“When you go off to college and to work, there’s a jungle, and you have to be able to survive it,” Brookhaven Police Officer Lisa Jackson told a JROTC class during an anti-drug presentation Tuesday.

Jackson and Keith Dickerson, with the Lincoln County Sheriff’s office, spoke to Col. Brenda Pullen’s Brookhaven High School JROTC classes about the host of illegal drugs made available to people their age. Both are members of the Southwest Mississippi Interjurisdictional Narcotics Enforcement Unit.

She said things could end badly when people make permanent decisions at such a young age.

“We’re here to give you the information you need to make the right decision,” she said.

Jackson and Dickerson made a point to address “spice,” a drug made from potpourri and acetone that has commonly been called “safe” or “legal” marijuana. The two officers shared that the drug is, in fact, unsafe and illegal.

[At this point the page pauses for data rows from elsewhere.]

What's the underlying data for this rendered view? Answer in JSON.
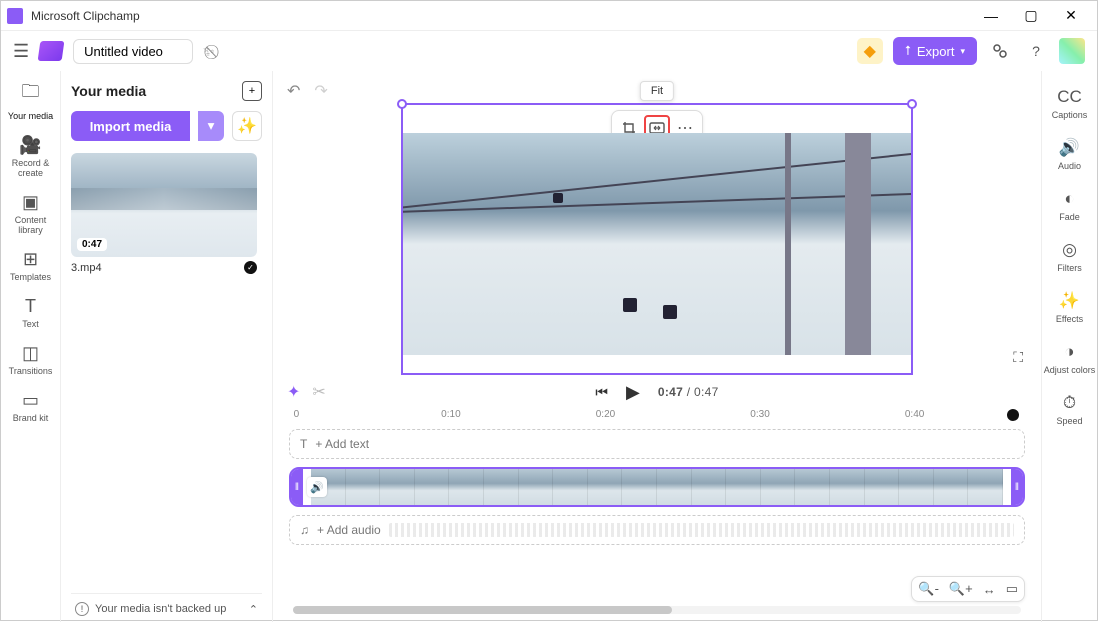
{
  "titlebar": {
    "title": "Microsoft Clipchamp"
  },
  "toolbar": {
    "video_title": "Untitled video",
    "export_label": "Export"
  },
  "leftRail": {
    "items": [
      {
        "label": "Your media"
      },
      {
        "label": "Record & create"
      },
      {
        "label": "Content library"
      },
      {
        "label": "Templates"
      },
      {
        "label": "Text"
      },
      {
        "label": "Transitions"
      },
      {
        "label": "Brand kit"
      }
    ]
  },
  "mediaPanel": {
    "heading": "Your media",
    "import_label": "Import media",
    "clip": {
      "name": "3.mp4",
      "duration": "0:47"
    },
    "backup_msg": "Your media isn't backed up"
  },
  "canvas": {
    "tooltip": "Fit"
  },
  "playback": {
    "current": "0:47",
    "total": "0:47"
  },
  "ruler": {
    "marks": [
      "0",
      "0:10",
      "0:20",
      "0:30",
      "0:40"
    ]
  },
  "tracks": {
    "text_label": "Add text",
    "audio_label": "Add audio"
  },
  "rightRail": {
    "items": [
      {
        "label": "Captions"
      },
      {
        "label": "Audio"
      },
      {
        "label": "Fade"
      },
      {
        "label": "Filters"
      },
      {
        "label": "Effects"
      },
      {
        "label": "Adjust colors"
      },
      {
        "label": "Speed"
      }
    ]
  }
}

They explained how, because of the way “spice” is made, each batch can be different leading to different reactions among different people.

Jackson spoke of people who started seeing hallucinations and how in emergency rooms she’d seen people who look like they’re having seizures but are really having muscle spasms due to the drug. Dickerson told a story of the 2013 murder of a Pike County man whose son acted under the influence of bath salts and starting eating his father’s face after the murder.

“The people who pay the highest price are parents,” Jackson said.

Being a parent herself, Jackson said that they are always hoping and praying their children are at the point where they fully understand the consequences of their actions when it comes to drugs.

She described how out of their love for children, parents sometimes become enablers of drug habits when they repeatedly get their child out of trouble. Jackson said that can start a cycle because the person begins to think they can get away with dangerous or illegal activity as long as their parents are bailing them out of trouble each time.

During the discussion, Jackson made it clear that if any of the students had questions or wanted to reach out for advice regarding situations they may be in they could approach herself or Dickerson.

“If you need help or want help, we’re here,” Jackson said. “We’re not here to condemn you.”